The boat keeps meandering through the river until it reaches the town of Pat Beng, roughly half way to Luang Prabang. Here, you rest for a night to resume with another full day in the morning.
Would you come here if you weren’t dropped off with no choice? Probably not. Before the slow boats started making their way down here, you would wonder what, if anything, was actually here.
This little town is formed mainly of a fairly steep hill that makes its way up from the boat dock, lined all the way on both sides with questionable guest houses. Or even more questionable guesthouses in development, hoping to cash in on the abundance of tourists loaded with money but lacking sleep, ready to make a bad accommodation choice amid the scourge of locals trying to convince you why their particular establishment is, in fact, the best.

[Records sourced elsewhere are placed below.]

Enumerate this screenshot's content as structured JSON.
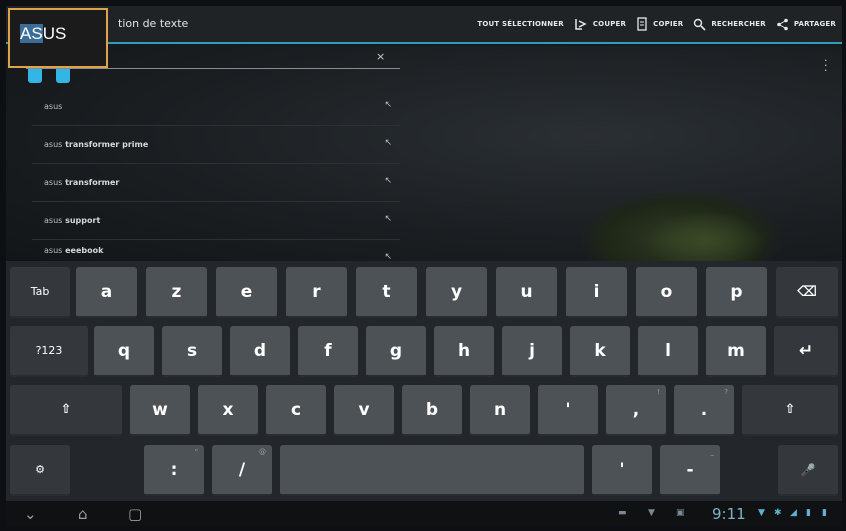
{
  "app": {
    "title": "tion de texte",
    "popup_label_selected": "AS",
    "popup_label_rest": "US"
  },
  "actions": [
    {
      "label": "TOUT SÉLECTIONNER",
      "icon": "select-all-icon"
    },
    {
      "label": "COUPER",
      "icon": "cut-icon"
    },
    {
      "label": "COPIER",
      "icon": "copy-icon"
    },
    {
      "label": "RECHERCHER",
      "icon": "search-icon"
    },
    {
      "label": "PARTAGER",
      "icon": "share-icon"
    }
  ],
  "search": {
    "clear": "×"
  },
  "suggestions": [
    {
      "prefix": "asus",
      "rest": "",
      "arrow": "↖"
    },
    {
      "prefix": "asus",
      "rest": " transformer prime",
      "arrow": "↖"
    },
    {
      "prefix": "asus",
      "rest": " transformer",
      "arrow": "↖"
    },
    {
      "prefix": "asus",
      "rest": " support",
      "arrow": "↖"
    },
    {
      "prefix": "asus",
      "rest": " eeebook",
      "arrow": "↖"
    }
  ],
  "keyboard": {
    "tab": "Tab",
    "row1": [
      "a",
      "z",
      "e",
      "r",
      "t",
      "y",
      "u",
      "i",
      "o",
      "p"
    ],
    "backspace": "⌫",
    "sym": "?123",
    "row2": [
      "q",
      "s",
      "d",
      "f",
      "g",
      "h",
      "j",
      "k",
      "l",
      "m"
    ],
    "enter": "↵",
    "shift": "⇧",
    "row3": [
      "w",
      "x",
      "c",
      "v",
      "b",
      "n",
      "'",
      ",",
      "."
    ],
    "row3_hints": [
      "",
      "",
      "",
      "",
      "",
      "",
      "",
      "!",
      "?"
    ],
    "settings": "⚙",
    "colon": ":",
    "slash": "/",
    "colon_hint": "\"",
    "slash_hint": "@",
    "space": "",
    "apostrophe": "'",
    "dash": "-",
    "dash_hint": "_",
    "mic": "🎤"
  },
  "navbar": {
    "back": "⌄",
    "home": "⌂",
    "recent": "▢",
    "clock": "9:11"
  }
}
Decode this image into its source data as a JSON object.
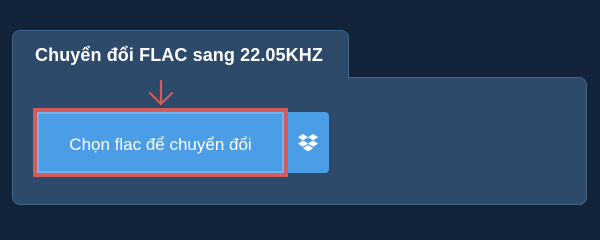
{
  "converter": {
    "tab_title": "Chuyển đổi FLAC sang 22.05KHZ",
    "convert_button_label": "Chọn flac để chuyển đổi",
    "dropbox_icon": "dropbox-icon",
    "arrow_icon": "arrow-down-icon"
  },
  "colors": {
    "page_background": "#12233a",
    "panel_background": "#2d4a6b",
    "button_blue": "#4b9de6",
    "highlight_red": "#d55a5a"
  }
}
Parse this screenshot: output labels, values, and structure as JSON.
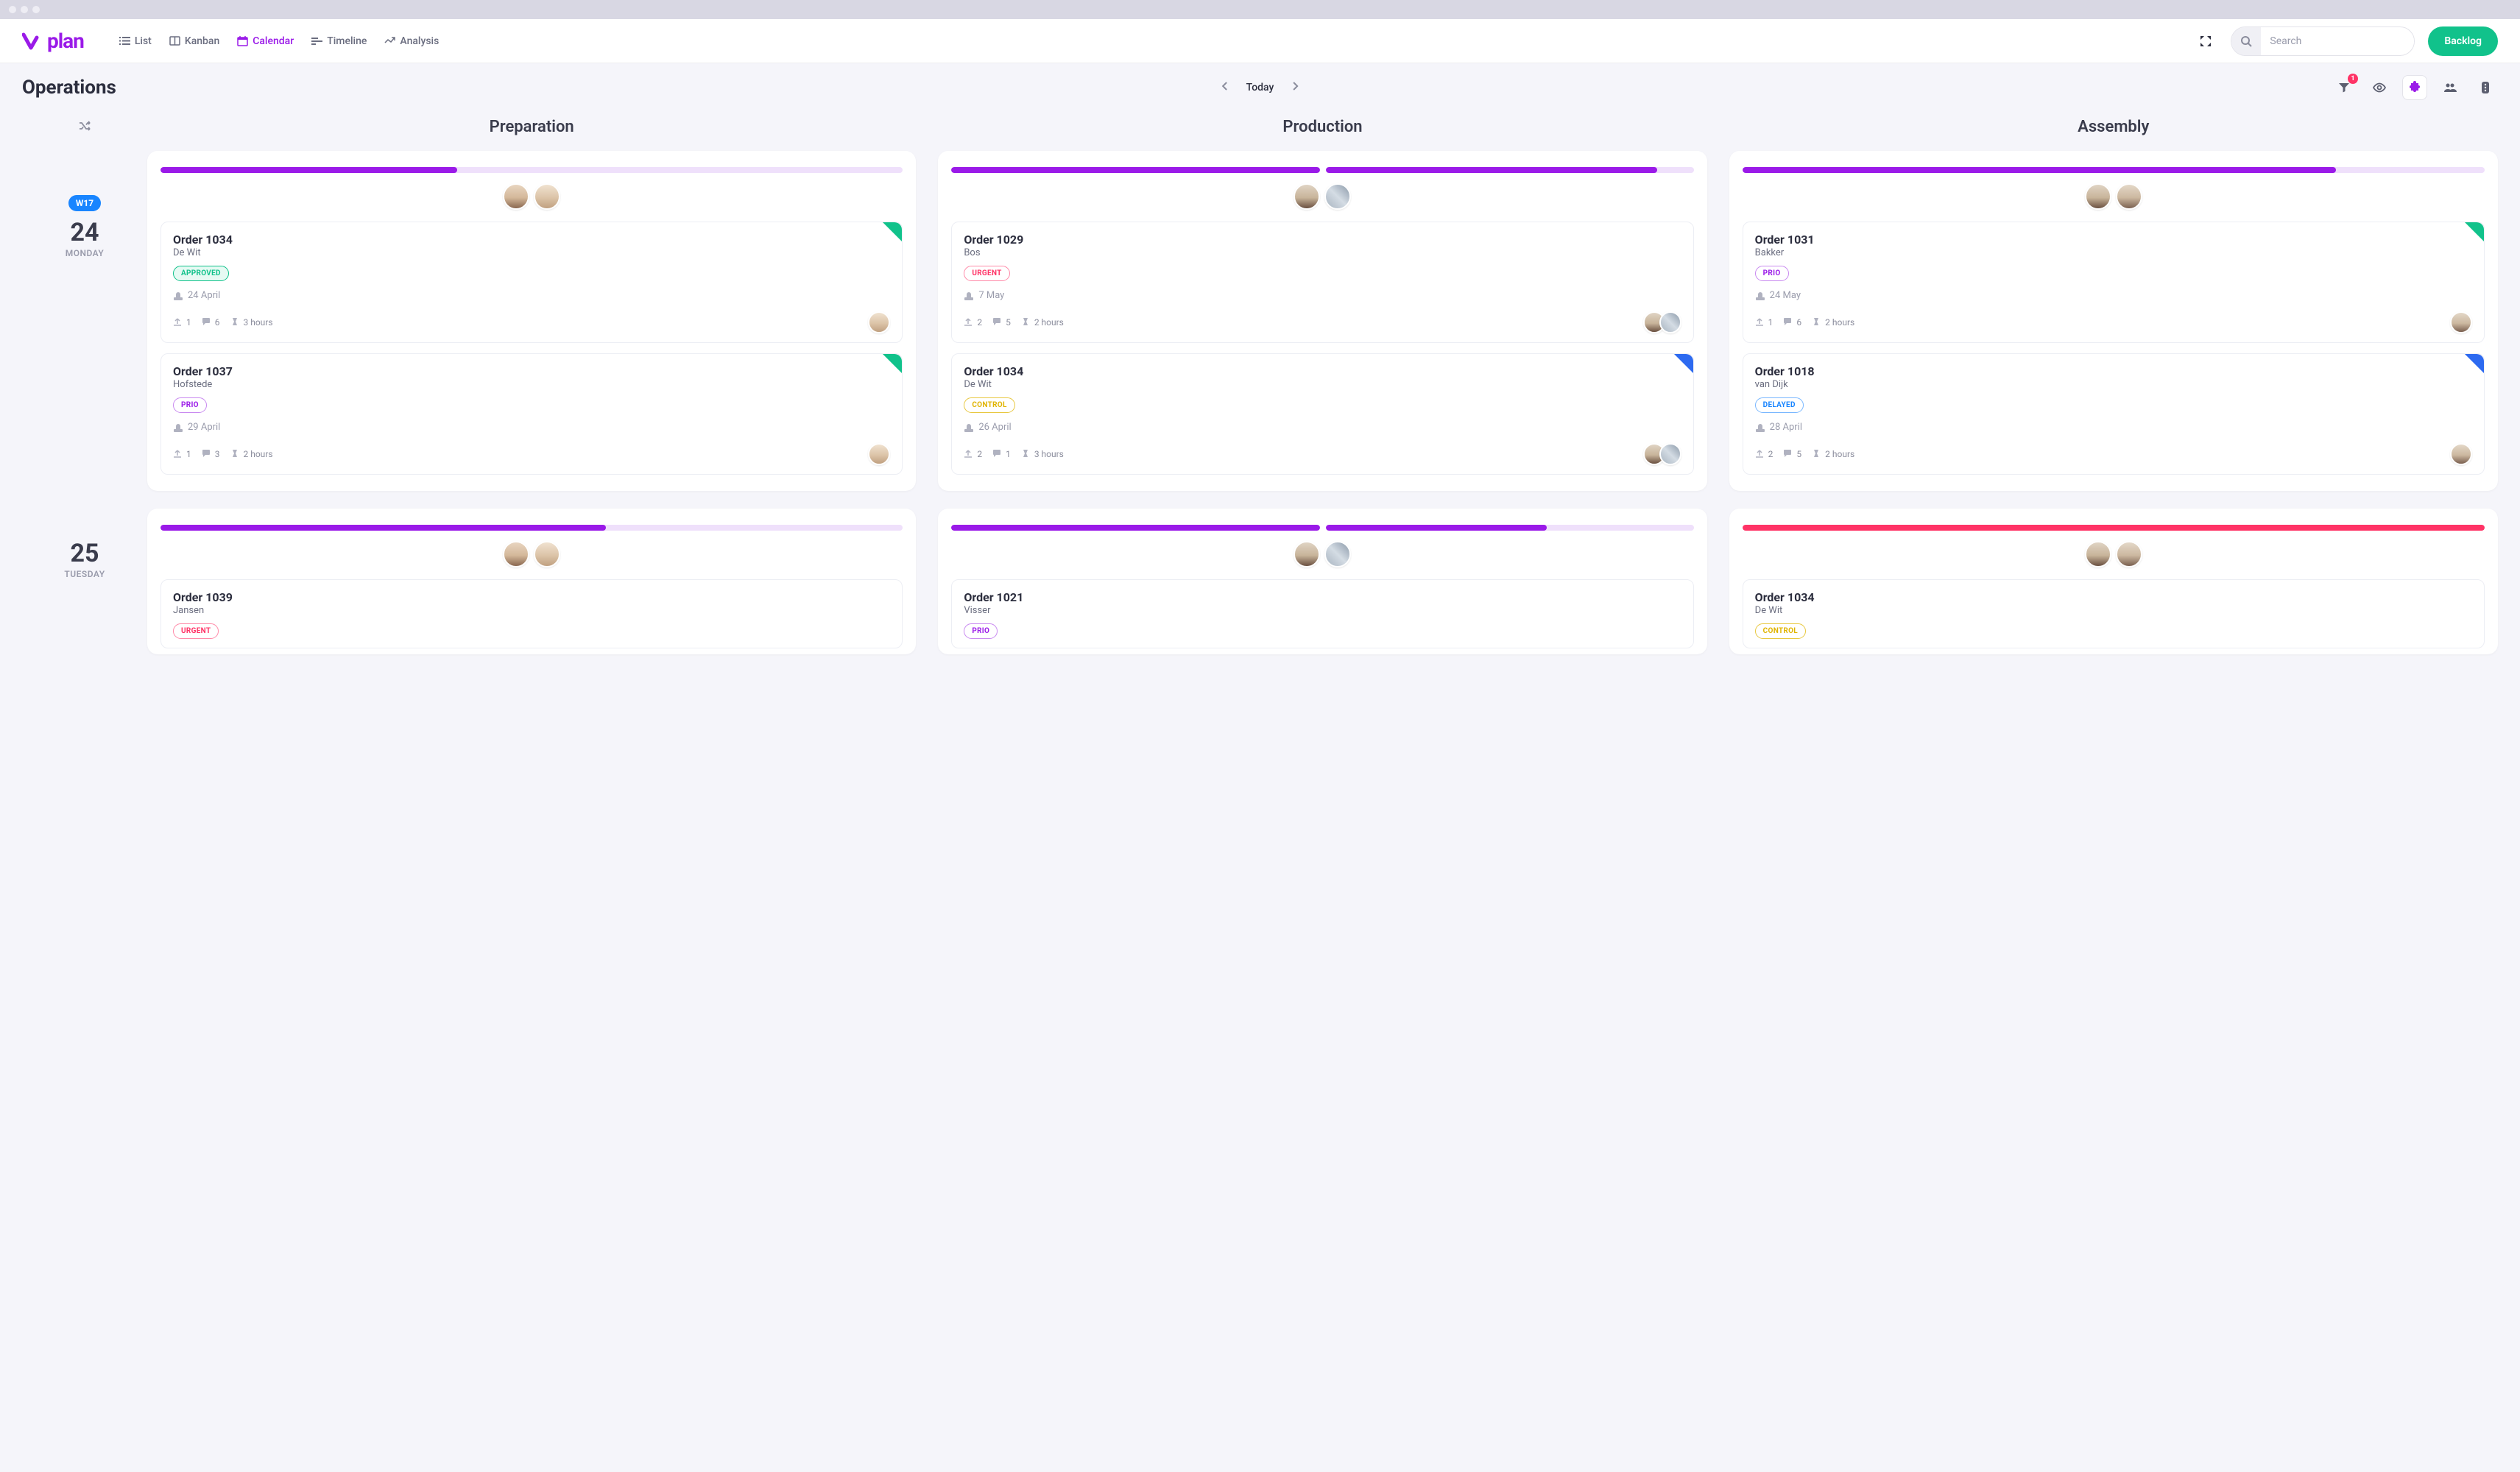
{
  "nav": {
    "list": "List",
    "kanban": "Kanban",
    "calendar": "Calendar",
    "timeline": "Timeline",
    "analysis": "Analysis"
  },
  "search": {
    "placeholder": "Search"
  },
  "backlog_label": "Backlog",
  "page_title": "Operations",
  "date_nav": {
    "today": "Today"
  },
  "filter_badge": "1",
  "columns": {
    "preparation": "Preparation",
    "production": "Production",
    "assembly": "Assembly"
  },
  "days": {
    "d1": {
      "week": "W17",
      "num": "24",
      "name": "MONDAY"
    },
    "d2": {
      "num": "25",
      "name": "TUESDAY"
    }
  },
  "cards": {
    "prep_d1_a": {
      "title": "Order 1034",
      "sub": "De Wit",
      "tag": "APPROVED",
      "date": "24 April",
      "up": "1",
      "comments": "6",
      "hours": "3 hours"
    },
    "prep_d1_b": {
      "title": "Order 1037",
      "sub": "Hofstede",
      "tag": "PRIO",
      "date": "29 April",
      "up": "1",
      "comments": "3",
      "hours": "2 hours"
    },
    "prep_d2_a": {
      "title": "Order 1039",
      "sub": "Jansen",
      "tag": "URGENT"
    },
    "prod_d1_a": {
      "title": "Order 1029",
      "sub": "Bos",
      "tag": "URGENT",
      "date": "7 May",
      "up": "2",
      "comments": "5",
      "hours": "2 hours"
    },
    "prod_d1_b": {
      "title": "Order 1034",
      "sub": "De Wit",
      "tag": "CONTROL",
      "date": "26 April",
      "up": "2",
      "comments": "1",
      "hours": "3 hours"
    },
    "prod_d2_a": {
      "title": "Order 1021",
      "sub": "Visser",
      "tag": "PRIO"
    },
    "asm_d1_a": {
      "title": "Order 1031",
      "sub": "Bakker",
      "tag": "PRIO",
      "date": "24 May",
      "up": "1",
      "comments": "6",
      "hours": "2 hours"
    },
    "asm_d1_b": {
      "title": "Order 1018",
      "sub": "van Dijk",
      "tag": "DELAYED",
      "date": "28 April",
      "up": "2",
      "comments": "5",
      "hours": "2 hours"
    },
    "asm_d2_a": {
      "title": "Order 1034",
      "sub": "De Wit",
      "tag": "CONTROL"
    }
  }
}
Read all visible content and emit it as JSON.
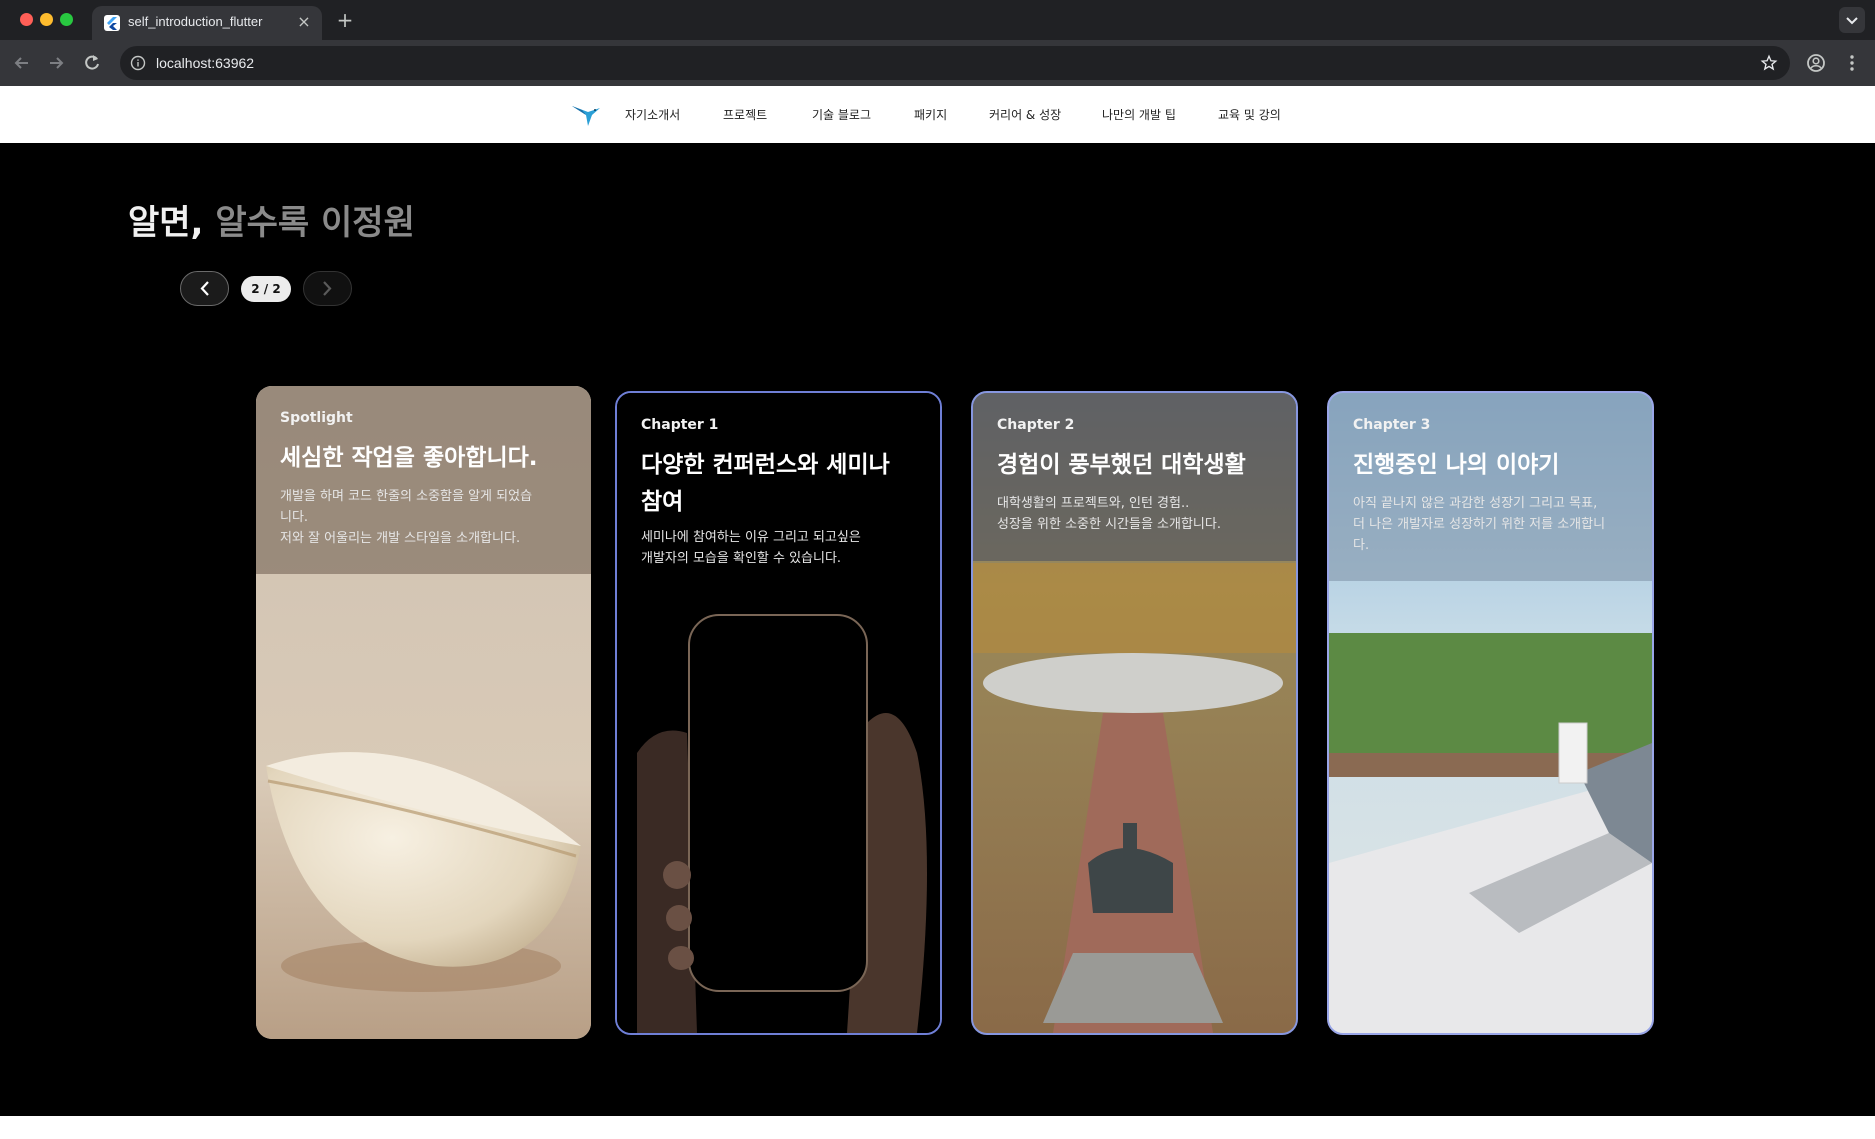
{
  "browser": {
    "tab_title": "self_introduction_flutter",
    "url": "localhost:63962"
  },
  "nav": {
    "items": [
      "자기소개서",
      "프로젝트",
      "기술 블로그",
      "패키지",
      "커리어 & 성장",
      "나만의 개발 팁",
      "교육 및 강의"
    ]
  },
  "hero": {
    "headline_bright": "알면,",
    "headline_dim": "알수록 이정원"
  },
  "pager": {
    "count": "2 / 2"
  },
  "cards": [
    {
      "label": "Spotlight",
      "title": "세심한 작업을 좋아합니다.",
      "desc": [
        " 개발을 하며 코드 한줄의 소중함을 알게 되었습",
        "니다.",
        "저와 잘 어울리는 개발 스타일을 소개합니다."
      ]
    },
    {
      "label": "Chapter 1",
      "title_lines": [
        "다양한 컨퍼런스와 세미나",
        "참여"
      ],
      "desc": [
        " 세미나에 참여하는 이유 그리고 되고싶은",
        "개발자의 모습을 확인할 수 있습니다."
      ]
    },
    {
      "label": "Chapter 2",
      "title": "경험이 풍부했던 대학생활",
      "desc": [
        " 대학생활의 프로젝트와, 인턴 경험..",
        "성장을 위한 소중한 시간들을 소개합니다."
      ]
    },
    {
      "label": "Chapter 3",
      "title": "진행중인 나의 이야기",
      "desc": [
        " 아직 끝나지 않은 과감한 성장기 그리고 목표,",
        "더 나은 개발자로 성장하기 위한 저를 소개합니",
        "다."
      ]
    }
  ],
  "colors": {
    "card_border_chapter": "#6f7fd6",
    "page_background": "#000000",
    "nav_background": "#ffffff"
  }
}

Fortunately we had friends pass this way shortly before us, who gave the good advice of picking up your bags and walking up the hill, not succumbing to the endless offers being shouted out doors and windows at you until you’re at least a little way from the dock.
After looking at a few rooms, we settled on Donevilasak and coughed up LAK 50,000 (~£5). The room was very basic, with a barely locking door, and questionable cleanliness. We are not picky though, so for us for a night, it would be okay. Next door, the three lads who had jumped straight into a truck at the boat had arrived at their digs. Only to find they paid triple the price, and for an unfortunate lack of bed space; it turns out that what was sold as “3 double beds” was actually 2 structures looking roughly like beds, and a bit of floor. We were happy with ours.
After a dinner and a chat, we ignored the bountiful offer of drugs, and went to bed. The night was pretty uneventful, if a little hot.
The morning was interesting, though.
Despite being a long boat ride, we had finished for the day with surplus supplies of food. Before bed, I left a single banana perched satisfyingly on top of my backpack, the cleanest place. And in the voice of “Dear kitten“, “when I woke up, it was gone”.
Somehow, a piece of tasty fruit had been snatched by an unidentifiable source from our locked room, sometime during the night. We scoured the room for signs, but after looking under the bed decided it wise to end our search.
The Banana Bandit of Pat Beng remains at large.
After a quick breakfast, we joined the mass of similarly weary-eyed people making their way back down the hill to join the boat. Today’s one was smaller, and one of two, so the group we had been travelling with was a little split up. It was a lot more cramped, with no room to venture outside. The scenery was still similarly stunning though, witnessed instead out the sides of the boat.
From Pat Beng to Luang Prabang took around 8 hours, dropping us just outside of the actual centre. This is a now well established pseudo-scam whereby the boat drops off all the foreigners, then continues on with just the locals to Luang Prabang.
As a foreigner, it’s a short tuk-tuk ride for 20k kip (~£2). We didn’t mind too much, at this point just wanting to arrive. After our 3 day journey, we made it into Luang Prabang. Our first impressions was of a quiet and pretty town, more like something out of the French Riviera than Laos. “They have lampposts?!”
We would have some fun exploring, and eating more sandwiches.